Teach in Japan
by Jacek Glowacki
Teach in Japan: an English teacher in Japan comments on what life is like here.
Don`t Believe Everything You Hear About Living in Japan
Here is a little known fact about Japan. The fact is that nothing that you may hear or have this far heard about living in Japan is the definite reality of things. Reality depends on what constitutes as truth to each individual. The accuracy and authenticity of information one receives can go only as far as the information source. To illustrate with an example, I believe a short biopsy of the information I have gathered about this country prior to my departure from Canada would be in order. I have been interested in visiting Japan for a long time. But until two years ago, my intentions were two years away from reality. My hometown Winnipeg, is the capital of the ever so vast province of Manitoba.

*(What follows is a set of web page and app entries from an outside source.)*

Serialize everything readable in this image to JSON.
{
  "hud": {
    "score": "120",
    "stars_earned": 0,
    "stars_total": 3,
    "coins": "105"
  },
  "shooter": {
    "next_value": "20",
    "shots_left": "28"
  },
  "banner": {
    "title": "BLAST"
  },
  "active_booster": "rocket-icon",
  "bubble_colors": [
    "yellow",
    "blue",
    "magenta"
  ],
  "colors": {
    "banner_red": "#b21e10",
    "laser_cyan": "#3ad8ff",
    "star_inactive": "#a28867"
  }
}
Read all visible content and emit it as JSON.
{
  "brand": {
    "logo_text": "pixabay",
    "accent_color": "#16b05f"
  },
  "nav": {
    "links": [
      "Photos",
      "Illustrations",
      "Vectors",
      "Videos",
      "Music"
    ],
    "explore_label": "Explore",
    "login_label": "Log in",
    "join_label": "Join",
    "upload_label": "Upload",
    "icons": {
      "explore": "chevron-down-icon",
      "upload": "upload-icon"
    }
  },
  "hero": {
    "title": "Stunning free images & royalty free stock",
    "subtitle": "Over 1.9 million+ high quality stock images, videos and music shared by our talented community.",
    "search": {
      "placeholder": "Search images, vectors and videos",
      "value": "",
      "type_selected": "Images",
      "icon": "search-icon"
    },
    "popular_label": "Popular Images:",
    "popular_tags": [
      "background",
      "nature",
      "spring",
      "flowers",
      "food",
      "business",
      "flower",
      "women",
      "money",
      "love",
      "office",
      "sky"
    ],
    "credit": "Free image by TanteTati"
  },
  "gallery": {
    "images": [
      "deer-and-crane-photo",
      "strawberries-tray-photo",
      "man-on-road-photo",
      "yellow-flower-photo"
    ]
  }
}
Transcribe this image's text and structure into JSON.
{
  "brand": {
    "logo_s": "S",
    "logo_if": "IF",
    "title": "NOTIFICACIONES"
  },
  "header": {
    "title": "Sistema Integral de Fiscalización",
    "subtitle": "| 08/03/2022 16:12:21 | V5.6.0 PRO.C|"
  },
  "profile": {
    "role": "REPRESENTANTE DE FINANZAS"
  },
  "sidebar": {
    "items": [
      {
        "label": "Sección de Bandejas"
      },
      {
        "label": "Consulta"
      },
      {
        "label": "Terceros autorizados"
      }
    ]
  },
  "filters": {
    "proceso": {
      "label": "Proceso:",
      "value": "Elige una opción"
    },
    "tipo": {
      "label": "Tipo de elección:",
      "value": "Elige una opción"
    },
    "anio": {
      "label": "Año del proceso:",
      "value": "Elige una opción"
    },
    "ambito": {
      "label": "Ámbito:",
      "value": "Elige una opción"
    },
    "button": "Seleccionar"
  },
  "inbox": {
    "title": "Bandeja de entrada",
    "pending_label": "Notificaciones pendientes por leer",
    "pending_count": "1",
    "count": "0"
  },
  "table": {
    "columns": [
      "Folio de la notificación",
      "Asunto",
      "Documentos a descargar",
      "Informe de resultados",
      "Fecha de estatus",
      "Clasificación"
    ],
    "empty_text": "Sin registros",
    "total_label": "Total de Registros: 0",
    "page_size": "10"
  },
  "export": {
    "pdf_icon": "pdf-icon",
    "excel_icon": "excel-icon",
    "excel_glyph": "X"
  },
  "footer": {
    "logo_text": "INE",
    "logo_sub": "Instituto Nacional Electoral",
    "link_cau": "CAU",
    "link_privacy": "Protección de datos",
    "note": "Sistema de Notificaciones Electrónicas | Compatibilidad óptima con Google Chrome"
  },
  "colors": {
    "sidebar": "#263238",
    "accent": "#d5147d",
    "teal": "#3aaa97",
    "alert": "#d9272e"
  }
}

Although small in proportion and population, compared to Canada's major cities such as Vancouver and Toronto, Winnipeg has acquired a wide spread popularity that, as I have recently found out, goes far beyond Canada's geographic dimensions.
Winter desserts and extremely low temperatures are the things most commonly mentioned when the subject turns to Winnipeg. Although assumptions made about Winnipeg are correct, however limited information they may be based upon, cold winters are not the only thing the city has to offer. Winnipeg summers have been known to be on the flip side to the severity of its winters, with temperatures at times approaching 30C - 35C. This is just a simple proof of the fact that in general we as a race tend to pay more attention to the extraordinary, or that which does not fit into our individual scheme of things.
Teach in Japan -- Goals
This in a nutshell, explains the wide range and variety of information I have been able to gather prior to as well as upon my arrival in Japan. My goals were simple. Arriving in Japan, finding employment as an English teacher, as fast as humanely possible, and beginning a different life in a new country. In association with the fulfillment of my goals, these are the examples of information that were brought to my attention: 1) living in Tokyo is really expensive. This was the main reason why I did not want to settle in Tokyo,
or it's immediate neighborhoods. 2) It's difficult finding a job in Japan. The competition for teaching positions is high. Every time I heard this particular bit of information I knew that finding a job would not be easy. 3) It's very easy finding a teaching position in Japan. This was simply confusing. In situations such as this one I am sincerely thankful for the “hard spent” dollars on my education, which has caused me to approach a problem from various angles, and evaluate, criticize and scrutinize it as much as possible. I never accept a final answer and don't accept the conclusion of others. Rather I find my own.
Teach in Japan -- After Arrival
Three weeks later, after arriving in the midst of the mystic Orient, I found myself breaking all my rules. I`m living within the immediate neighborhood of Japan's capital, and working at a school that in its essence is too perfect to be true. Yes living in Tokyo can be really expensive if that's the route one chooses to take. But in my experience it is not common to find a place, which provides a wider range in food quality and prices than Tokyo. That being said, I must admit that I have never had the pleasure of visiting some of Europe’s major cities such as Paris or London. The JR stations of Shibuya and Shinjuku, are virtually spilling over with the aroma of sushi, Japanese noodles and other various local delicacies, which many a hungry traveler will be able to fill his stomach with for a price around 1000 yen, or less.
In opposition to the common belief that rent in Tokyo is ridiculously expensive, it is possible to find very reasonable prices in very reasonable accommodations. This depends on the level of privacy and luxury one seeks.The general new-comers to Japan, who are intending on making Japan their second home or are planning on staying here for an extended period of time, should not rely solely on what they hear from, possibly unreliable sources, instead do your own research. Throw on your lab coat and submerge yourself in the wondrous world of the orient. And most of all have fun.
Teach in Japan Author:
Jacek Glowacki worked as an English teacher living in Tokyo. From teach in Japan to Daily Life From teach in Japan to Japan Living (home)